**EXERCISE DETAILS**. In the records, find each line where "chat" occurs, and copy it.

-*-*-

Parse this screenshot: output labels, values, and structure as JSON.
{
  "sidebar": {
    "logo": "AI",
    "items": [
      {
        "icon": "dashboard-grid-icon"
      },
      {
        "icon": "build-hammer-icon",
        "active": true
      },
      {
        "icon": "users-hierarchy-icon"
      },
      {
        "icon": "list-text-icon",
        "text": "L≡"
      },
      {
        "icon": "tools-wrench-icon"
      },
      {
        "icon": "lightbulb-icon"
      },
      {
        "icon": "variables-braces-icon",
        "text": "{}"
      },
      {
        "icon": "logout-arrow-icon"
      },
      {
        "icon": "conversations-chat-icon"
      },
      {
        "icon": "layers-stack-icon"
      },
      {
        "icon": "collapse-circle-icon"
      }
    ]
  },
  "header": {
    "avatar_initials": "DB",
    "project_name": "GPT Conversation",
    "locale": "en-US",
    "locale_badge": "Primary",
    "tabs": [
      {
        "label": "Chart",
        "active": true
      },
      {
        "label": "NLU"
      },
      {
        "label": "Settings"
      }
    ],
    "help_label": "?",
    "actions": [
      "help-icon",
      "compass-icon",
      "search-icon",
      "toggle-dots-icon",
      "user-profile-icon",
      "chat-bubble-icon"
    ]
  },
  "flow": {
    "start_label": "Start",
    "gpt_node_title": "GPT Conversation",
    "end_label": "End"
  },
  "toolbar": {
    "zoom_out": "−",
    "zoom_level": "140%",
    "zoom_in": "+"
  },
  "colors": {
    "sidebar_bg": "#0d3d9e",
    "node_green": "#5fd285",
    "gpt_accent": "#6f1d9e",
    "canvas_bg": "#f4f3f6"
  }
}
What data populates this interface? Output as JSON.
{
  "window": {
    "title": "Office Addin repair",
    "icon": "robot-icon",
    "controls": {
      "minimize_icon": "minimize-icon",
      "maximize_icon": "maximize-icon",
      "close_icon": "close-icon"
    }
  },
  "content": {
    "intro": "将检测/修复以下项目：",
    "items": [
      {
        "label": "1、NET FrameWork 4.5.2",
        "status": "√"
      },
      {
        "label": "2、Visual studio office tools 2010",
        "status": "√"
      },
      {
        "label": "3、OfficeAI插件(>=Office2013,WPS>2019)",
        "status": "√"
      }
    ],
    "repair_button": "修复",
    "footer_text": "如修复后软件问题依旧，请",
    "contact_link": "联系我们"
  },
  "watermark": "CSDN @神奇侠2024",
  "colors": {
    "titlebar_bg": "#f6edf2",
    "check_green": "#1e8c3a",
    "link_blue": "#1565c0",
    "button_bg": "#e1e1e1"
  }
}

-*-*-

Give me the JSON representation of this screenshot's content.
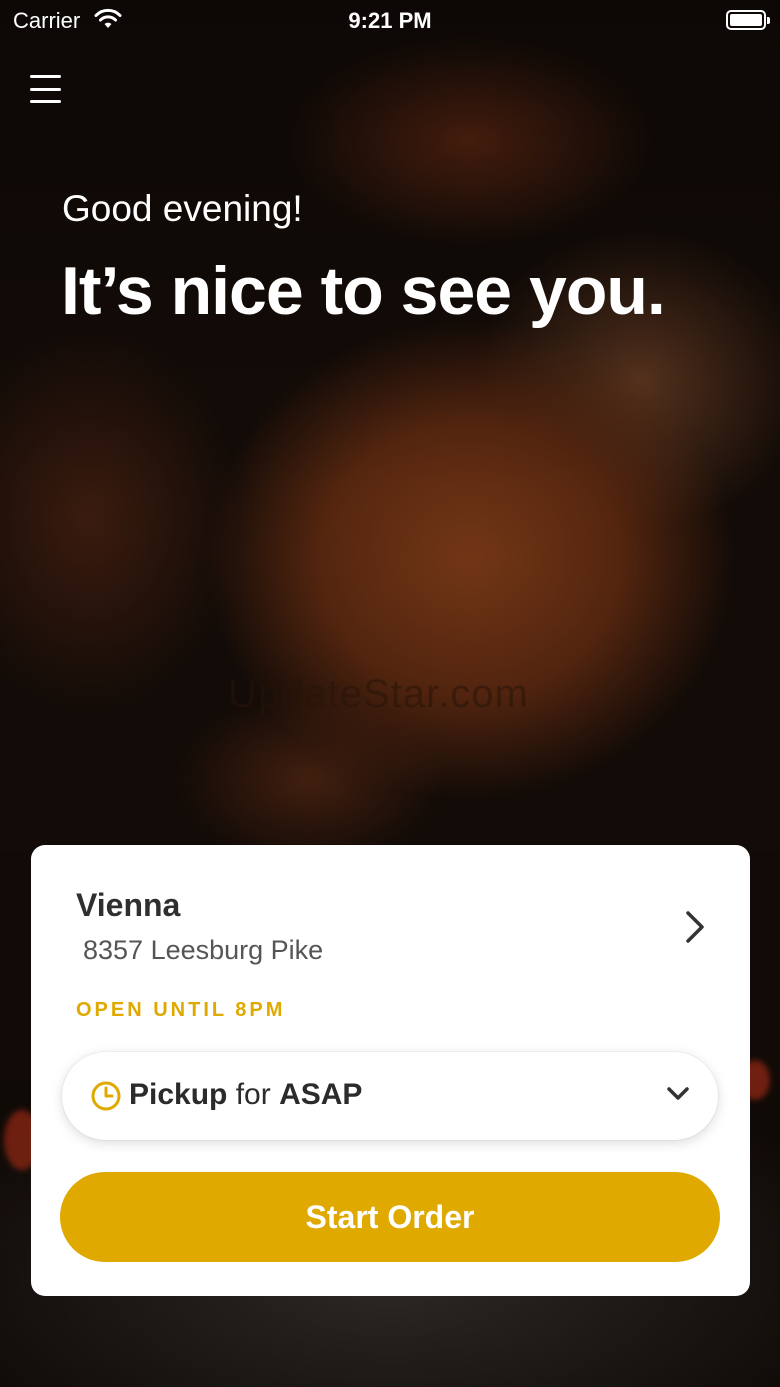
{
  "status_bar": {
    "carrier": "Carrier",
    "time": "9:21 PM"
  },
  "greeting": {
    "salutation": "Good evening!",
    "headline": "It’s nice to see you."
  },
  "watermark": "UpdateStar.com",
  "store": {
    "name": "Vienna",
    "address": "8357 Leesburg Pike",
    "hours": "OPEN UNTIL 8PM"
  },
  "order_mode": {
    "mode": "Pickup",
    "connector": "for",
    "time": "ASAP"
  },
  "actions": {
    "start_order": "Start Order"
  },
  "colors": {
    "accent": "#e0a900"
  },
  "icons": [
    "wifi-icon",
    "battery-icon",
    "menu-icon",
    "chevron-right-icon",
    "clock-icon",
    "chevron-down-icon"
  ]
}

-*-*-

**ANSWER SECTION**.
        "icon": "conversations-chat-icon"
      "chat-bubble-icon"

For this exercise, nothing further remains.